Huge news this morning fromVermont’s top utility regulator, who says her department will formally endorse a proposed merger between the state’s two largest electric utilities.
In a Memorandum of Understanding signed by the Department of Public Service, Green Mountain Power and Central Vermont Public Service Corp., the parties have come to agreement on some of the most controversial provisions in the merger deal, including windfall protection and ownership of VELCO.
Commissioner of Public Service Elizabeth Miller said the department signed on to the deal only after winning “major concessions” from the utilities. The proposed agreement now goes to the Public Service Board, the three-person independent panel ultimately responsible for approving the merger.
Miller said in a statement that the concessions “significantly increase (the merger’s) value to customers and to Vermontas a whole.”
Negotiations over the merger have centered largely on three issues: ownership of VELCO, the state’s electric transmission company; a windfall-sharing provision to compensate CVPS ratepayers for bailing out the utility in 2001; and how to split projected savings associated with the merger between shareholders and ratepayers.
Miller said the deal will prevent Green Mountain Power from wielding majority control over VELCO by requiring the consolidated utility to give up seats on the transmission company’s governing board, and by transferring about one-third of its VELCO ownership to a nonprofit public benefit corporation.
Miller said the utilities will satisfy the windfall-sharing provisions by investing $21 million in weatherization and efficiency programs, including $12 million in the first year and another $6 million by the end of 2013.
Pending legislation inMontpelierwould require the utility to satisfy the windfall provision by sending checks totaling $21 million directly to CVPS’ 137,000 customers.

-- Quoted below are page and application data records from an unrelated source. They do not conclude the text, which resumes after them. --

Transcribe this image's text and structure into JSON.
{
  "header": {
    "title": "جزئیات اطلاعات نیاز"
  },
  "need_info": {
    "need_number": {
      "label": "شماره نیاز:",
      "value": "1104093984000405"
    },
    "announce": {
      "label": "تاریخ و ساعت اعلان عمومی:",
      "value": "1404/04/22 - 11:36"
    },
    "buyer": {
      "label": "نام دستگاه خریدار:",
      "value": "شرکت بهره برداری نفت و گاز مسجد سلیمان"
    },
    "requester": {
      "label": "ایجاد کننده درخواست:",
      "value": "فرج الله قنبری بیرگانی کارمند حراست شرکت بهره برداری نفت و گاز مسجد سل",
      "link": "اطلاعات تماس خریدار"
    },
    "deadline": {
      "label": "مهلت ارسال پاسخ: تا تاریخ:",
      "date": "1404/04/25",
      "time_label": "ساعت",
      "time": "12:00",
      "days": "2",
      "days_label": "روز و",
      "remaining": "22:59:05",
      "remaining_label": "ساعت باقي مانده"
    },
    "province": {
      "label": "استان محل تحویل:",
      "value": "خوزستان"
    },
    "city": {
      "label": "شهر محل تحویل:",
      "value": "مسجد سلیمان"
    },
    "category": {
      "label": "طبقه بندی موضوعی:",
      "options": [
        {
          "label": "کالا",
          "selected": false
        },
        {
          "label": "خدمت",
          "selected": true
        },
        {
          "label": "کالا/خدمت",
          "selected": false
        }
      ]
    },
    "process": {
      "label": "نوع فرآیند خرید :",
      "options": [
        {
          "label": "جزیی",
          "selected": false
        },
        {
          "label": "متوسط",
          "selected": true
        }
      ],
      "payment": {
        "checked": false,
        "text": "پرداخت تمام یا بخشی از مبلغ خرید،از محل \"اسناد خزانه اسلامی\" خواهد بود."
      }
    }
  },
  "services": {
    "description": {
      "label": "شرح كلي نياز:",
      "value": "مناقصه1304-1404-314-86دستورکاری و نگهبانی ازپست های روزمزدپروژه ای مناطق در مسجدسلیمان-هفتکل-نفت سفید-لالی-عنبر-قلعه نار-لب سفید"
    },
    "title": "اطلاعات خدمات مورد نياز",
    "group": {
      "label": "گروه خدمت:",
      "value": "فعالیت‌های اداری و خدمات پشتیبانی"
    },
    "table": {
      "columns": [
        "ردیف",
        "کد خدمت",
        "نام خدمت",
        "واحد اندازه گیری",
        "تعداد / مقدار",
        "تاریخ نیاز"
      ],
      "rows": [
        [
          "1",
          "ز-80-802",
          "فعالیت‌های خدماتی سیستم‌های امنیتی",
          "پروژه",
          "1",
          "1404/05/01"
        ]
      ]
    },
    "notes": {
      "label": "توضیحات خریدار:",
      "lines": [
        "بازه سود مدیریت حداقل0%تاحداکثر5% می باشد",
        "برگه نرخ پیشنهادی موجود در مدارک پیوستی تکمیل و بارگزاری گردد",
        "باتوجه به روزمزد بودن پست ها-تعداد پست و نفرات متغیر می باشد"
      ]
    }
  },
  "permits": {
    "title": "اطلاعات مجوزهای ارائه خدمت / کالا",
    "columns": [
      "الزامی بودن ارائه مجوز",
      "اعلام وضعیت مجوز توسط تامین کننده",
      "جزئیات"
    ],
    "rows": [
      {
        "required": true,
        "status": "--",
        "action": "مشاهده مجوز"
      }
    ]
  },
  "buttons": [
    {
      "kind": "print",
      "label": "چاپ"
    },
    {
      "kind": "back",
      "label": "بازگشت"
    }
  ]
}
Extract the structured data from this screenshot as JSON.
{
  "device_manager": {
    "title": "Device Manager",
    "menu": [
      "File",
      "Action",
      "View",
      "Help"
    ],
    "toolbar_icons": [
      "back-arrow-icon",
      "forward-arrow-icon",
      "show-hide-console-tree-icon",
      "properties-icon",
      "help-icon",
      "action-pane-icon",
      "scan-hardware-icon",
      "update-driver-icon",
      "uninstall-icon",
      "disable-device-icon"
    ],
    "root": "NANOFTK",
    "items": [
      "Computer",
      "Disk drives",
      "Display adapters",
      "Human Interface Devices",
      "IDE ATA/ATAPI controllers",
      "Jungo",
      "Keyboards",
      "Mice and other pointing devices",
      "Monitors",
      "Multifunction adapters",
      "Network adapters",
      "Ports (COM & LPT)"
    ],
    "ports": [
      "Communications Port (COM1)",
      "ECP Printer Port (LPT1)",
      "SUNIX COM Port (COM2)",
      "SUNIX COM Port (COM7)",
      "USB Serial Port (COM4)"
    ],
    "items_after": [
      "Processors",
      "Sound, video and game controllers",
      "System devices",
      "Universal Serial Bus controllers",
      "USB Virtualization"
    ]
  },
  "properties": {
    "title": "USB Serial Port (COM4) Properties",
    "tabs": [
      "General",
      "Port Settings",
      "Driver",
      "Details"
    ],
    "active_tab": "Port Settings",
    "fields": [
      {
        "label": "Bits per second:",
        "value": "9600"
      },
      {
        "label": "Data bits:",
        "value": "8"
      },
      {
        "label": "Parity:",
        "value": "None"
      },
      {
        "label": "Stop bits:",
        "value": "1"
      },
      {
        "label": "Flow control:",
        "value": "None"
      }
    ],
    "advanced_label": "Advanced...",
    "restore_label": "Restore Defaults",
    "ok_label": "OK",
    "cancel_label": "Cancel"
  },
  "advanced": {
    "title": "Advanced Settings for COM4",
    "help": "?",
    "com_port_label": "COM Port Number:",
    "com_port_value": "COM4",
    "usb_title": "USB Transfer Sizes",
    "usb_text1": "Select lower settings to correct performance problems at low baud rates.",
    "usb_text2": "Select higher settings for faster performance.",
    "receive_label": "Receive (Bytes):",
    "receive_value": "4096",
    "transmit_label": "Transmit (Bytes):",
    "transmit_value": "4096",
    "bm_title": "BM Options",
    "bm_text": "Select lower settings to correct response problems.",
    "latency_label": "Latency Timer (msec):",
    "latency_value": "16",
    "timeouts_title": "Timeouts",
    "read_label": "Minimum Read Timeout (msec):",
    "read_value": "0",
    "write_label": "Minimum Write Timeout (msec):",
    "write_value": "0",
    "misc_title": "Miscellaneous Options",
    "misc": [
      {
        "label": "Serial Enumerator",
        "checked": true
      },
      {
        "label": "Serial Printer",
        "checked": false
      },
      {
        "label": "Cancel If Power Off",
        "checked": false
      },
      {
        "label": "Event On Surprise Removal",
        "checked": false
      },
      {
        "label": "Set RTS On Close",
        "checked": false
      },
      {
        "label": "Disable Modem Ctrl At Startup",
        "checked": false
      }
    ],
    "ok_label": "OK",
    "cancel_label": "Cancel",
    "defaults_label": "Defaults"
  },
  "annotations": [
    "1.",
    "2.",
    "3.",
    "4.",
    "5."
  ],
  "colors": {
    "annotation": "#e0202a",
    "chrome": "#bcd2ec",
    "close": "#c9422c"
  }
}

The deal also hastens the rate at which projected savings are used to reduce rates for customers. The deal is expected to shave $144 million from operating costs over the next decade, though, under the utilities’ initial proposal, ratepayers wouldn’t have seen any substantial benefit until years six-through-10 of the merger.